__Problem to work on__.
Your answer should be every line of the records that contains the word "name".

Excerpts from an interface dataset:
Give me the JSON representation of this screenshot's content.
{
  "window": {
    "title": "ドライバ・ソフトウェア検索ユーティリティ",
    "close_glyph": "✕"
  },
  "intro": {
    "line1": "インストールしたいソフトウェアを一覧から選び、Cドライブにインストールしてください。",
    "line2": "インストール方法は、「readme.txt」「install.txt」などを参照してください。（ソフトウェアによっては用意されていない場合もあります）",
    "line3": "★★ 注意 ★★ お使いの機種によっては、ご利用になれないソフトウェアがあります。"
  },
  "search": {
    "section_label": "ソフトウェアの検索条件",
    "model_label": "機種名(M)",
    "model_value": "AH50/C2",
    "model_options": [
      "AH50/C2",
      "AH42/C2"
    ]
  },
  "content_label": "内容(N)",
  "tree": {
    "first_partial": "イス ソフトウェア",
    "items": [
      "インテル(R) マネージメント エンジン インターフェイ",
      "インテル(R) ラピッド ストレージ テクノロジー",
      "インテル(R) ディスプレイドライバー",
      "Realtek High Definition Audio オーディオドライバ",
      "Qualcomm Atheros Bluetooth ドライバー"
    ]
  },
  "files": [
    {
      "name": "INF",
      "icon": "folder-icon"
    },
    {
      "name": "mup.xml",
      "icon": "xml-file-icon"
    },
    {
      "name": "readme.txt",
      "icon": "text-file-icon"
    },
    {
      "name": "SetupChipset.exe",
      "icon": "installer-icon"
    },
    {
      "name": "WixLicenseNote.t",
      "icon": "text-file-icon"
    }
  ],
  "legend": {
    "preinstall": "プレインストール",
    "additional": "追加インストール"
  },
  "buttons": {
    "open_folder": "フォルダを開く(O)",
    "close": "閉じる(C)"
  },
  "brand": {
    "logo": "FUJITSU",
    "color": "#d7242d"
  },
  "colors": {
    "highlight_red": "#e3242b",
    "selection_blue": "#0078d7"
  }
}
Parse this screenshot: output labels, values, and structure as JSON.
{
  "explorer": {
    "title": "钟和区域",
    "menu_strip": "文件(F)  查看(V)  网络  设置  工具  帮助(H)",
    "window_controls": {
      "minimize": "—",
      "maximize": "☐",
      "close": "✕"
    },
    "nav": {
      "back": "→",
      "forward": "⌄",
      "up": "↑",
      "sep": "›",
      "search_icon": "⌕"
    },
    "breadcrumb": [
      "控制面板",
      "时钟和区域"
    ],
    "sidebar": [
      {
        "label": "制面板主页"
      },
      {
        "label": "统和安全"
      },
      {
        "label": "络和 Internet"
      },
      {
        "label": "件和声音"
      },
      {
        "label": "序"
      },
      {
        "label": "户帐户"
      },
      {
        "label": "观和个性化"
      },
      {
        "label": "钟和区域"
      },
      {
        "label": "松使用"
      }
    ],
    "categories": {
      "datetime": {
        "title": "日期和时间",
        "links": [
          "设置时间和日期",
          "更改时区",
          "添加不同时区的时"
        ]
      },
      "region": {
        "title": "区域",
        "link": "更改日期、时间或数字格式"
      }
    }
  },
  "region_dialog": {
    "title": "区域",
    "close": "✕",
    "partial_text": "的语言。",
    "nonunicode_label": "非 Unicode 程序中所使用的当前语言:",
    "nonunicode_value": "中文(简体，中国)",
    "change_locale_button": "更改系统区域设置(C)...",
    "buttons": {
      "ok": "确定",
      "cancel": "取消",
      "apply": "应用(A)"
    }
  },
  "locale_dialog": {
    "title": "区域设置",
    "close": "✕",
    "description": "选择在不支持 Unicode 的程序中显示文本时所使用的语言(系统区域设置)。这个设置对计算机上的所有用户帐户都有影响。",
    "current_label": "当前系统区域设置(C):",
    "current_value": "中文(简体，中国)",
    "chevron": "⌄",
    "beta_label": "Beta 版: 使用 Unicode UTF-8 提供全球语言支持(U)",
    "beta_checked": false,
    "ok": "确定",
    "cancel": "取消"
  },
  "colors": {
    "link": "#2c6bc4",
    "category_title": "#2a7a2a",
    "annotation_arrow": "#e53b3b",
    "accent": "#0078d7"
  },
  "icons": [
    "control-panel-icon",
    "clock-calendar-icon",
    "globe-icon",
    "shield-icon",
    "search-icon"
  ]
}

__Answer to the exercise__.
      "name": "INF",
      "name": "mup.xml",
      "name": "readme.txt",
      "name": "SetupChipset.exe",
      "name": "WixLicenseNote.t",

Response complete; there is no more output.